On the domestic side, Chinese authorities will increase their crackdown on Uighur separatists, which risk exacerbating the social conflict with the wider Uighur community in Xinjiang. So far, the first measures adopted regard ID registrations for Kunming residents buying gasoline at gas stations. The measure concerns exclusively the purchase of gasoline in tanks other than cars’. In addition, new restrictive measures on the use of internet are expected. According to the Xinjiang’s party secretary Zhang Chunxian terrorists had used VPNs (Virtual Private Networks) to overcome the Great Firewall to access jihadist videos by using foreign proxy servers. Moreover, on March 7, Reuters reported that police have warned users of microblogging site Weibo (a sort of Twitter) against posting “misleading” comments on the Kunming incident.       


One thing to be taken into account is that the threat posed by domestic terrorists is no longer confined exclusively in Xinjiang but also in other provinces, like Yunnan, where they can easily carry out trafficking activities along the borders with Vietnam, Laos and Myanmar. This “geographical expansion” might bring about a force-to-space overstretching of Chinese security forces. This could be particularly true if in coming months terrorists will start adopting al Qaeda-like tactics involving the use of Improvised Explosive Devices (IEDs) and suicide bombings to hit soft targets in different locations all across China as well as abroad.


In this regard, the US withdrawal from Afghanistan is likely to create new opportunities for terrorist groups in China to establish new links with other organizations in Central and South-East Asia, from whom they could obtain training, funding and supplies, as well as safe heavens in foreign countries.

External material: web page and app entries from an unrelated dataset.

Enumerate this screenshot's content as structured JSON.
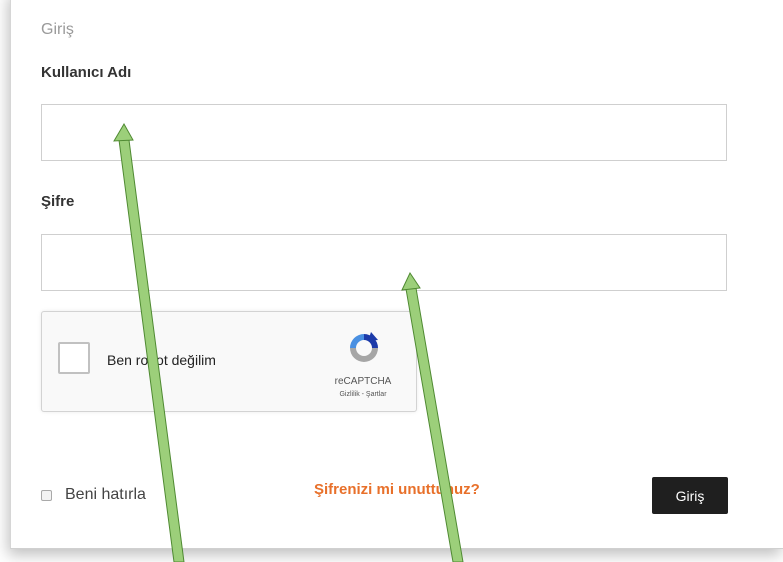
{
  "form": {
    "section_title": "Giriş",
    "username_label": "Kullanıcı Adı",
    "username_value": "",
    "password_label": "Şifre",
    "password_value": ""
  },
  "captcha": {
    "checkbox_label": "Ben robot değilim",
    "brand": "reCAPTCHA",
    "links": "Gizlilik - Şartlar"
  },
  "footer": {
    "remember_label": "Beni hatırla",
    "forgot_link": "Şifrenizi mi unuttunuz?",
    "submit_label": "Giriş"
  },
  "colors": {
    "forgot_link": "#e8702a",
    "submit_button": "#1f1f1f",
    "annotation_arrow": "#9ccf7a"
  }
}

What we can expect in the future is a deterioration of the security situation in China driven by an action-reaction vicious cycle generated by terrorists’ sake for more visibility and Chinese authorities heavy hand response. Terrorists could step up their actions by targeting civilians, energy infrastructures and mining sites stocking explosives, foreign interests in China and Chinese interests abroad. At the same time, Chinese authorities will take more restrictive measures; hence increasing ethnic tensions and social unrest.  


In addition, we could witness the formation of other terrorist organizations, not necessarily linked to ETIM but sympathizing with their cause, who are influenced by Jihadist groups in South East Asia like Jemaah Islamiyah and Abu Sayyaf. In this regard, we should not downplay the fact that the only organization claiming responsibility for disappearance of the Malaysia Airlines flight MH370 came from an unknown group called “Chinese Martyrs’ Brigade”, whose authenticity has yet to be verified.


In conclusion, the Kunming attack is likely to have a way larger echo than expected and it could influence China’s domestic security and its international relations in Central and South East Asia. If this is the case, then China’s nightmares concerning the internationalization of the Uighur issue will become true.  


© ESISC 2013




© 2012 ESISC - European Strategic Intelligence and Security Center Powered by Advensys